What is ACUTE STRESS REACTION? What doe ACUTE STRESS REACTION mean? ACUTE STRESS REACTION meaning – ACUTE STRESS REACTION definition – ACUTE STRESS REACTION explanation.
Source: Wikipedia.org article, adapted under license.
Acute stress reaction (also called acute stress disorder, psychological shock, mental shock, or simply shock) is a psychological condition arising in response to a terrifying or traumatic event, or witnessing a traumatic event that arises a strong emotional response within the individual. It should not be confused with the unrelated circulatory condition of shock/ hypoperfusion, or the concept of shock value. Acute stress reaction may develop into delayed stress reaction or better known as PTSD if stress isn’t correctly managed.
“Acute stress response” was first described by Walter Cannon in the 1920s as a theory that animals react to threats with a general discharge of the sympathetic nervous system. The response was later recognized as the first stage of a general adaptation syndrome that regulates stress responses among vertebrates and other organisms.
Common symptoms that sufferers of acute stress reaction experience are: numbing; emotional detachment; muteness; derealization; depersonalization; psychogenic amnesia; continued re-experiencing of the event via thoughts, dreams, and flashbacks; and avoidance of any stimulation that reminds them of the event. During this time, they must have symptoms of anxiety, and significant impairment in at least one essential area of functioning. Symptoms last for a minimum of 2 days, and a maximum of 4 weeks, after which point continued symptoms may result in a diagnosis of PTSD.
Acute stress disorder (abbreviated ASD, and not to be confused with autism spectrum disorder) is the result of a traumatic event in which the person experiences or witnesses an event that causes the victim/witness to experience extreme, disturbing, or unexpected fear, stress, or pain, and that involves or threatens serious injury, perceived serious injury, or death to themselves or someone else. A study of rescue personnel after exposure to a traumatic event showed no gender difference in acute stress reaction. Acute stress reaction is a variation of post-traumatic stress disorder (PTSD).
The onset of an acute stress response is associated with specific physiological actions in the sympathetic nervous system, both directly and indirectly through the release of adrenaline and to a lesser extent noradrenaline from the medulla of the adrenal glands.

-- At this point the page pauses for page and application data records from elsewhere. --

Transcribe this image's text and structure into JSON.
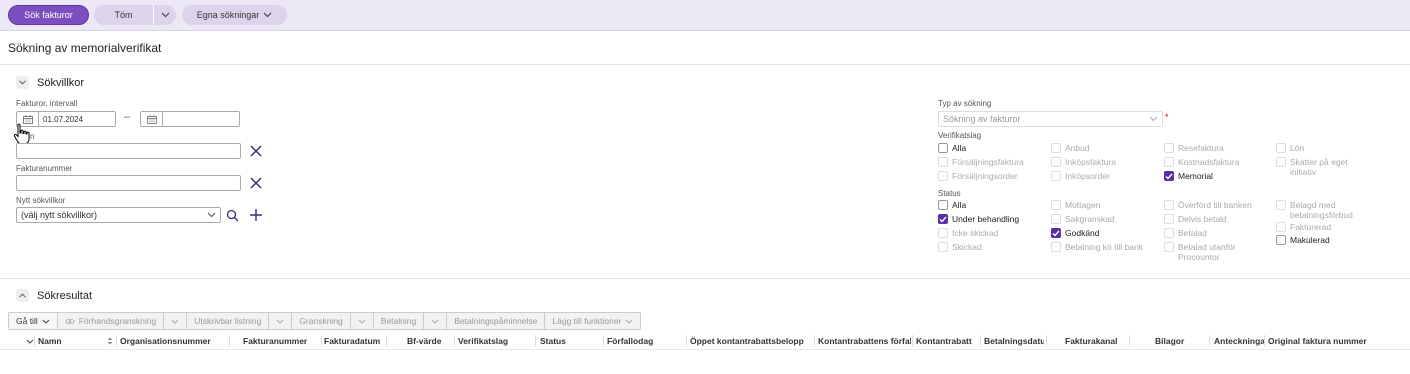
{
  "toolbar": {
    "search_label": "Sök fakturor",
    "clear_label": "Töm",
    "saved_searches_label": "Egna sökningar"
  },
  "page": {
    "title": "Sökning av memorialverifikat"
  },
  "criteria": {
    "section_title": "Sökvillkor",
    "interval_label": "Fakturor, intervall",
    "date_from": "01.07.2024",
    "date_to": "",
    "dash": "–",
    "field2_label": "n",
    "field2_value": "",
    "invoice_number_label": "Fakturanummer",
    "invoice_number_value": "",
    "new_condition_label": "Nytt sökvillkor",
    "new_condition_value": "(välj nytt sökvillkor)"
  },
  "search_type": {
    "label": "Typ av sökning",
    "value": "Sökning av fakturor",
    "required_mark": "*"
  },
  "verifikatslag": {
    "label": "Verifikatslag",
    "items": [
      {
        "label": "Alla",
        "checked": false,
        "enabled": true
      },
      {
        "label": "Anbud",
        "checked": false,
        "enabled": false
      },
      {
        "label": "Resefaktura",
        "checked": false,
        "enabled": false
      },
      {
        "label": "Lön",
        "checked": false,
        "enabled": false
      },
      {
        "label": "Försäljningsfaktura",
        "checked": false,
        "enabled": false
      },
      {
        "label": "Inköpsfaktura",
        "checked": false,
        "enabled": false
      },
      {
        "label": "Kostnadsfaktura",
        "checked": false,
        "enabled": false
      },
      {
        "label": "Skatter på eget initiativ",
        "checked": false,
        "enabled": false
      },
      {
        "label": "Försäljningsorder",
        "checked": false,
        "enabled": false
      },
      {
        "label": "Inköpsorder",
        "checked": false,
        "enabled": false
      },
      {
        "label": "Memorial",
        "checked": true,
        "enabled": true
      }
    ]
  },
  "status": {
    "label": "Status",
    "items": [
      {
        "label": "Alla",
        "checked": false,
        "enabled": true
      },
      {
        "label": "Mottagen",
        "checked": false,
        "enabled": false
      },
      {
        "label": "Överförd till banken",
        "checked": false,
        "enabled": false
      },
      {
        "label": "Belagd med betalningsförbud",
        "checked": false,
        "enabled": false
      },
      {
        "label": "Under behandling",
        "checked": true,
        "enabled": true
      },
      {
        "label": "Sakgranskad",
        "checked": false,
        "enabled": false
      },
      {
        "label": "Delvis betald",
        "checked": false,
        "enabled": false
      },
      {
        "label": "Fakturerad",
        "checked": false,
        "enabled": false
      },
      {
        "label": "Icke skickad",
        "checked": false,
        "enabled": false
      },
      {
        "label": "Godkänd",
        "checked": true,
        "enabled": true
      },
      {
        "label": "Betalad",
        "checked": false,
        "enabled": false
      },
      {
        "label": "Makulerad",
        "checked": false,
        "enabled": true
      },
      {
        "label": "Skickad",
        "checked": false,
        "enabled": false
      },
      {
        "label": "Betalning kö till bank",
        "checked": false,
        "enabled": false
      },
      {
        "label": "Betalad utanför Procountor",
        "checked": false,
        "enabled": false
      }
    ]
  },
  "results": {
    "section_title": "Sökresultat",
    "buttons": [
      {
        "label": "Gå till",
        "enabled": true
      },
      {
        "label": "Förhandsgranskning",
        "enabled": false
      },
      {
        "label": "Utskrivbar listning",
        "enabled": false
      },
      {
        "label": "Granskning",
        "enabled": false
      },
      {
        "label": "Betalning",
        "enabled": false
      },
      {
        "label": "Betalningspåminnelse",
        "enabled": false
      },
      {
        "label": "Lägg till funktioner",
        "enabled": false
      }
    ],
    "columns": [
      "Namn",
      "Organisationsnummer",
      "Fakturanummer",
      "Fakturadatum",
      "Bf-värde",
      "Verifikatslag",
      "Status",
      "Förfallodag",
      "Öppet kontantrabattsbelopp",
      "Kontantrabattens förfallodag",
      "Kontantrabatt",
      "Betalningsdatum",
      "Fakturakanal",
      "Bilagor",
      "Anteckningar",
      "Original faktura nummer"
    ]
  },
  "colors": {
    "accent": "#7b4fbf",
    "checkbox_on": "#5a2ea6",
    "remove_icon": "#3a2a7a"
  }
}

These catecholamine hormones facilitate immediate physical reactions by triggering increases in heart rate and breathing, constricting blood vessels. An abundance of catecholamines at neuroreceptor sites facilitates reliance on spontaneous or intuitive behaviors often related to combat or escape.
Normally, when a person is in a serene, unstimulated state, the “firing” of neurons in the locus ceruleus is minimal. A novel stimulus, once perceived, is relayed from the sensory cortex of the brain through the thalamus to the brain stem. That route of signaling increases the rate of noradrenergic activity in the locus ceruleus, and the person becomes alert and attentive to the environment.
If a stimulus is perceived as a threat, a more intense and prolonged discharge of the locus ceruleus activates the sympathetic division of the autonomic nervous system (Thase & Howland, 1995). The activation of the sympathetic nervous system leads to the release of norepinephrine from nerve endings acting on the heart, blood vessels, respiratory centers, and other sites. The ensuing physiological changes constitute a major part of the acute stress response. The other major player in the acute stress response is the hypothalamic-pituitary-adrenal axis.
A recent study found that a single stressful event may cause long-term consequences in the brain. This result calls the traditional distinction between the effects of acute vs chronic stress into question.